Chinese AI startups have raised at least $420 million this month, defying a steep drop in fundraising in China’s tech sector amid the Covid-19 pandemic.
Why it matters: China’s AI firms have grown off the back the government’s drive to become a leader in the technology by 2020 but haven’t been immune to the outbreak of the flu-like virus.
- Nearly all facial recognition startups in China work with the country’s public security bureaus, which can be lucrative given authorities’ emphasis on domestic stability.
- Nevertheless, these contracts have taken a significant hit during the first quarter.
Details: Speech recognition firm AISpeech, AI chipmaker Intellifusion, and machine learning firm 4Paradigm have collectively raised $429 million since the beginning of April.

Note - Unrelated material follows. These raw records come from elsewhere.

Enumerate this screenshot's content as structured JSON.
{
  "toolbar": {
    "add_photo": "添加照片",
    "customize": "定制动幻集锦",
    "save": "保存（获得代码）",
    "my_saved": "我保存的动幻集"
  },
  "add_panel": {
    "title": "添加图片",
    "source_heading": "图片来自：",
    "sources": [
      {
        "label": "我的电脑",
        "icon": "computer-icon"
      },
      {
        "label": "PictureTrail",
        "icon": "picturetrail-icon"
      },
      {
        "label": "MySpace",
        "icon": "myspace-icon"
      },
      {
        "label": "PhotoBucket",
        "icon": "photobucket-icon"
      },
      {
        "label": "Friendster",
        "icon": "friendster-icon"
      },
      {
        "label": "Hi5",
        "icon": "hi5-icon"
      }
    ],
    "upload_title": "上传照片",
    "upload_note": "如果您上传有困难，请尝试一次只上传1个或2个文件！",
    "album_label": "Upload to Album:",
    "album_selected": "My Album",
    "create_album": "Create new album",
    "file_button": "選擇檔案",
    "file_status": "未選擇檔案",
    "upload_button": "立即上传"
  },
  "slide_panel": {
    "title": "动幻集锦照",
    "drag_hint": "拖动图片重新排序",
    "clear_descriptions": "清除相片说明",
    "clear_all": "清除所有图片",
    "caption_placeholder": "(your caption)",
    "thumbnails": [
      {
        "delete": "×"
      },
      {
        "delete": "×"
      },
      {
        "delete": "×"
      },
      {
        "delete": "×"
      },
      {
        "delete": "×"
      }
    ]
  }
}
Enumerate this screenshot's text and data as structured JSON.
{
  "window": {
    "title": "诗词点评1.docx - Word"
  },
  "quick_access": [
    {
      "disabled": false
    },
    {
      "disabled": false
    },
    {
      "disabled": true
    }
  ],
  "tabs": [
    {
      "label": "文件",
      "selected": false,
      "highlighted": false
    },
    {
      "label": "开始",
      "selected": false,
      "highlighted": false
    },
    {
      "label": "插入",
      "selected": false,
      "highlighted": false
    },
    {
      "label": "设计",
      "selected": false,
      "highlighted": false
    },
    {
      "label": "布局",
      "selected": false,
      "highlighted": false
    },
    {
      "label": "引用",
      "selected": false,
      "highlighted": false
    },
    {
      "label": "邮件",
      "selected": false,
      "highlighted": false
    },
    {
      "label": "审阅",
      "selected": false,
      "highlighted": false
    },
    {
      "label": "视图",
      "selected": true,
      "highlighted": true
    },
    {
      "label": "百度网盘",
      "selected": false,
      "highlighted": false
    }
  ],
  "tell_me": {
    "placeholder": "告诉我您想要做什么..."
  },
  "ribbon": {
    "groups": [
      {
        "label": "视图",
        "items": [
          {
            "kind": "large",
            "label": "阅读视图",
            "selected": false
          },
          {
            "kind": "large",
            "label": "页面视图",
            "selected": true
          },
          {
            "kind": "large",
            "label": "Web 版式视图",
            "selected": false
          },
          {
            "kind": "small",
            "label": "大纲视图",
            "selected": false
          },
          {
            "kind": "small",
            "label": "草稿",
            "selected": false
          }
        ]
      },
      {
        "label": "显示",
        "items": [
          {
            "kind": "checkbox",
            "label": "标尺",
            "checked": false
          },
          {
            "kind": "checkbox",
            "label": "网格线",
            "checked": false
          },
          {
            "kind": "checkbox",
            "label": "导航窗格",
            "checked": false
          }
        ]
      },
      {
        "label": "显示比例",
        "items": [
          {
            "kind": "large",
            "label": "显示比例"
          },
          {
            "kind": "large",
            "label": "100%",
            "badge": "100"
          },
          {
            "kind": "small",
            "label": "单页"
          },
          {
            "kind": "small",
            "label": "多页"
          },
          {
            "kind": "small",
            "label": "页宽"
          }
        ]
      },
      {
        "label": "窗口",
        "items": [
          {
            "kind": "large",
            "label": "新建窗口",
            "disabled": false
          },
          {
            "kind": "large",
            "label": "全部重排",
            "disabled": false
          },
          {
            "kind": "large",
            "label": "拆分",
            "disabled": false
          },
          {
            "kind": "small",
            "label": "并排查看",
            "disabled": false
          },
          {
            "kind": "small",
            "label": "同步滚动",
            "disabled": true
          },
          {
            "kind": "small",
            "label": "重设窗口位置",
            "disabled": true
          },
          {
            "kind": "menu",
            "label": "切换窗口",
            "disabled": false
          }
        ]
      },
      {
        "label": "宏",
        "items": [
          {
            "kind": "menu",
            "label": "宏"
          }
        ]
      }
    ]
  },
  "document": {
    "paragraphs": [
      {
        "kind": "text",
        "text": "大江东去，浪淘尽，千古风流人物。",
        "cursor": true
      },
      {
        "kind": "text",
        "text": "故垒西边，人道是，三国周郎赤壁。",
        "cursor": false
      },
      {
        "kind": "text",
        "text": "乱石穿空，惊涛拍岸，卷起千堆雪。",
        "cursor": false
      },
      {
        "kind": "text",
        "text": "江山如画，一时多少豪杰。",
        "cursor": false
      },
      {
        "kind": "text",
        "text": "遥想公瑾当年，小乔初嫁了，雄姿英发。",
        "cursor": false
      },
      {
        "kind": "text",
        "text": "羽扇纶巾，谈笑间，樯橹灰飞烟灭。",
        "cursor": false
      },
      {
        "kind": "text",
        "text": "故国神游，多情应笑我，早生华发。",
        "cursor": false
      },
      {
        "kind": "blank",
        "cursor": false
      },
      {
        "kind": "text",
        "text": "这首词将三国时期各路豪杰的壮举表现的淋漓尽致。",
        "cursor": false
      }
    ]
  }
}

- 4Paradigm, which specializes in providing machine learning solutions to enterprises, announced on April 2 it had raised $230 million at a valuation of $2 billion.
- Days later, Intellifusion said it had completed a pre-IPO round worth RMB 1 billion ($141.4 million) to fund R & D of its algorithms and chips, among others.
- On Tuesday, speech recognition and analysis startup AISpeech announced its Series C, raising RMB 410 million.
- The investments come after a difficult first quarter. Venture capital funding in China’s tech sector during the first quarter totaled RMB119.1 billion, down more than 30% year on year from RMB 173.6 billion, according to a recent report (in Chinese) by Itjuzi.com. The number of VC deals in the sector fell to 634 from 1,143 during the same period.
Context: Despite signs of a recovery in investor sentiment, the Covid-19 outbreak will likely have a significant impact on China’a AI firms, and the tech sector as a whole.
- In a bid to slow the spread of the virus, Beijing in late-January extended the Spring Festival holiday by more than a week. Even after the extension, many businesses in China allowed their employees to work from home.
- China’s AI companies will likely take a significant battering after the first quarter as their customers, including the government, tighten their belts after a difficult start to the year.